An unprecedented leak of 30GB of personal data relating to members of adultery website Ashley Madison has triggered the UK’s first directly related divorce case, according to reports in The Times.
Citing information from family law firm Mills & Reeve the paper reported that an unnamed woman had sought legal advice after discovering their partner’s details amidst the mass of leaked data.
Hackers calling themselves Impact Team published 10GB of names, email addresses and sexual fantasies of 37m members, 1.2m of whom are British, on Tuesday night. The group later followed this up with a further 20GB tranche of additional data last night.
Relationship counsellor Denise Knowles of Relate said of the leak: “Even if you haven’t been directly affected, the coverage may have prompted you to start questioning your own relationship.”

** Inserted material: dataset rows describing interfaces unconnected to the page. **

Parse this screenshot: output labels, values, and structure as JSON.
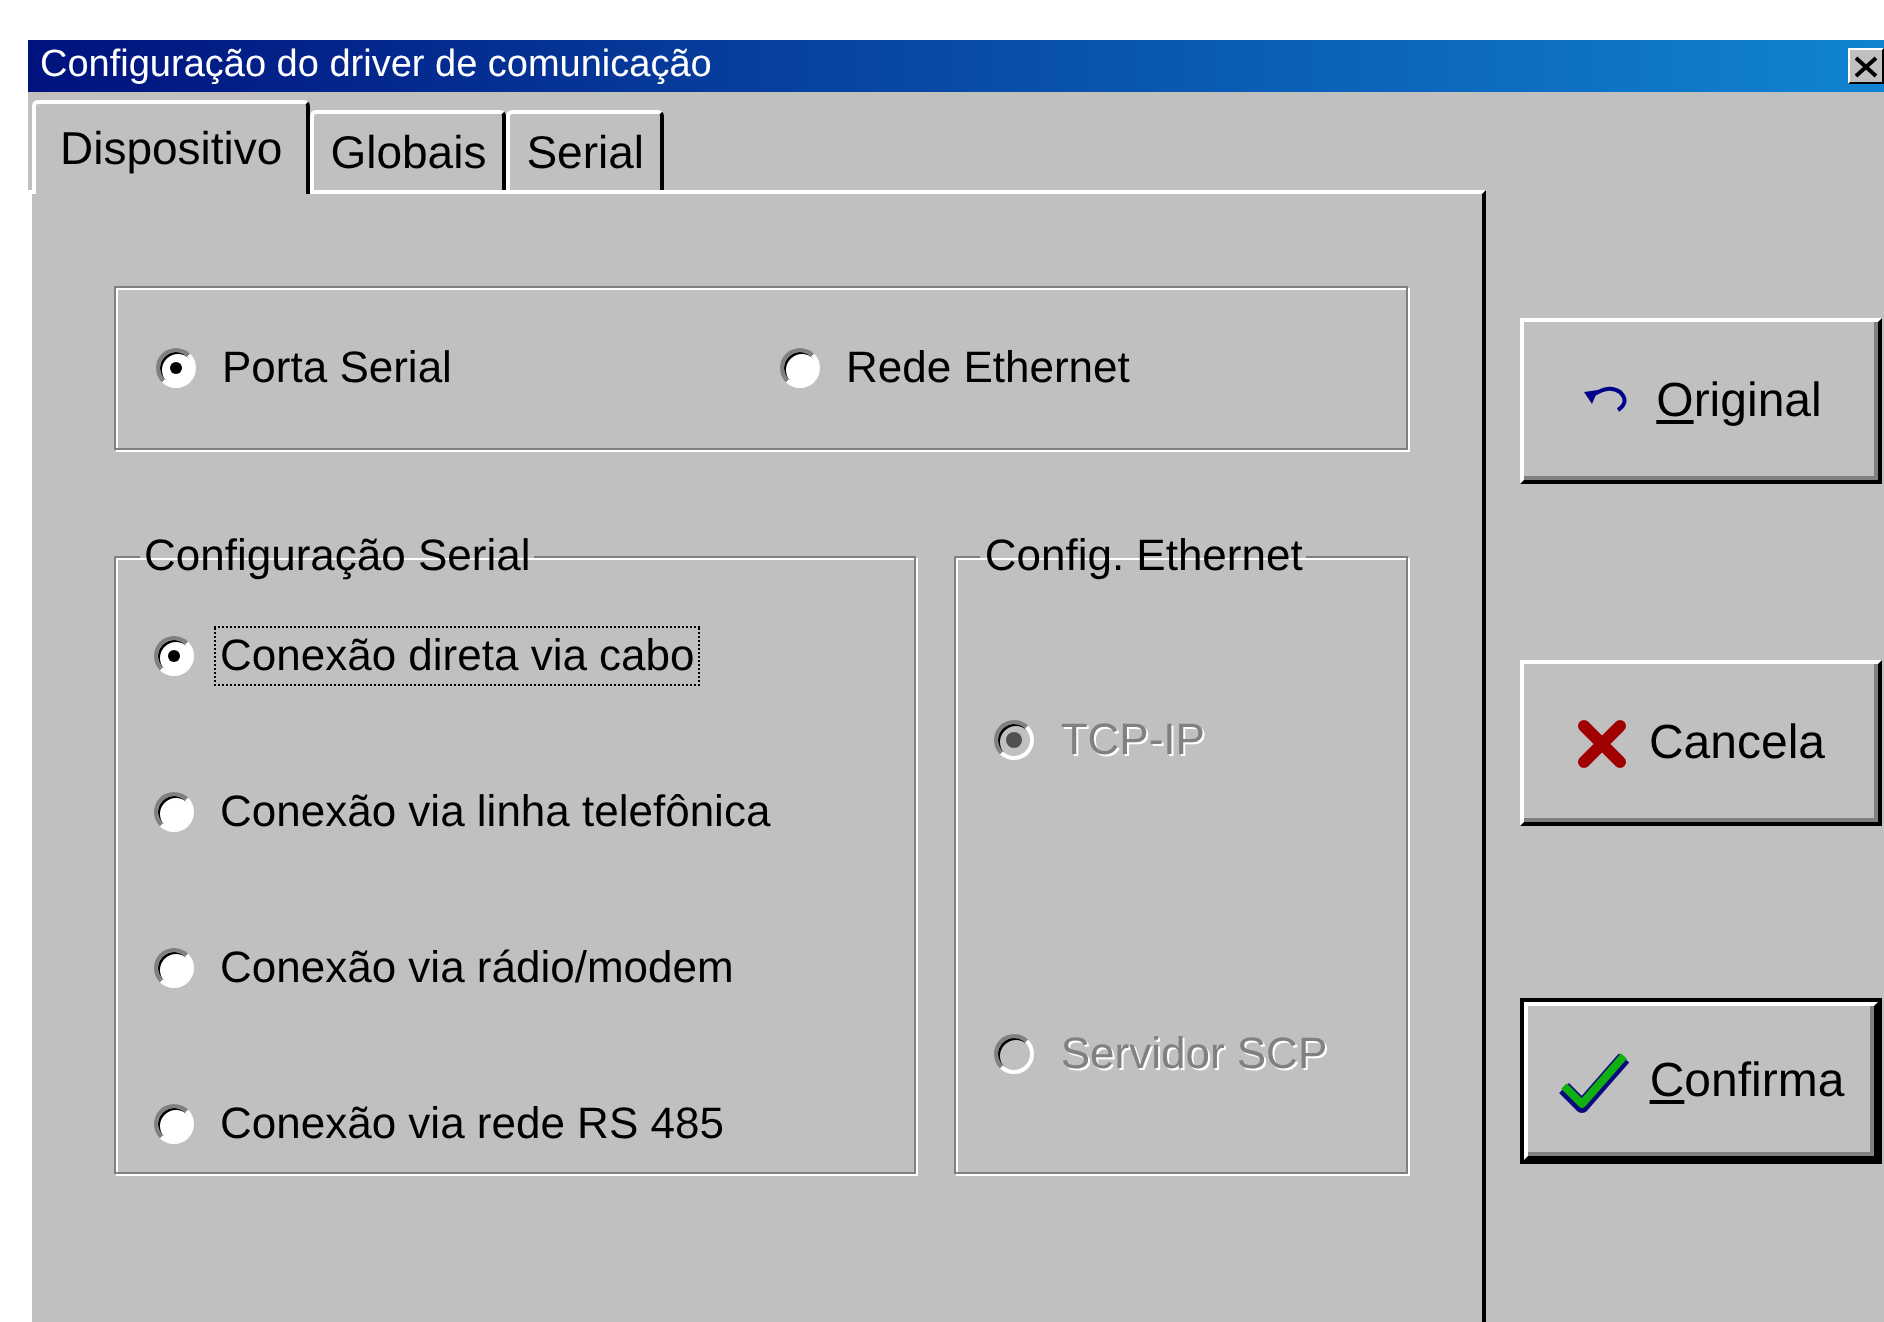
{
  "window": {
    "title": "Configuração do driver de comunicação"
  },
  "tabs": [
    {
      "label": "Dispositivo",
      "selected": true
    },
    {
      "label": "Globais",
      "selected": false
    },
    {
      "label": "Serial",
      "selected": false
    }
  ],
  "connection": {
    "options": [
      {
        "label": "Porta Serial",
        "selected": true,
        "disabled": false,
        "focused": false
      },
      {
        "label": "Rede Ethernet",
        "selected": false,
        "disabled": false,
        "focused": false
      }
    ]
  },
  "groups": [
    {
      "title": "Configuração Serial",
      "options": [
        {
          "label": "Conexão direta via cabo",
          "selected": true,
          "disabled": false,
          "focused": true
        },
        {
          "label": "Conexão via linha telefônica",
          "selected": false,
          "disabled": false,
          "focused": false
        },
        {
          "label": "Conexão via rádio/modem",
          "selected": false,
          "disabled": false,
          "focused": false
        },
        {
          "label": "Conexão via rede RS 485",
          "selected": false,
          "disabled": false,
          "focused": false
        }
      ]
    },
    {
      "title": "Config. Ethernet",
      "options": [
        {
          "label": "TCP-IP",
          "selected": true,
          "disabled": true,
          "focused": false
        },
        {
          "label": "Servidor SCP",
          "selected": false,
          "disabled": true,
          "focused": false
        }
      ]
    }
  ],
  "buttons": [
    {
      "label": "Original",
      "kind": "undo",
      "underline_first": true,
      "default": false
    },
    {
      "label": "Cancela",
      "kind": "cancel",
      "underline_first": false,
      "default": false
    },
    {
      "label": "Confirma",
      "kind": "confirm",
      "underline_first": true,
      "default": true
    }
  ]
}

Another family law firm, Shoosmiths, revealed that it had been fielding three calls a day since the hackers first went public with their threats and expect that number to snowball now that the information is in the public domain.
Lawyers have warned that Ashley Madison owner Avid Life Media could be faced with a legal bill of £1bn or more in the UK alone if affected individuals claim compensation.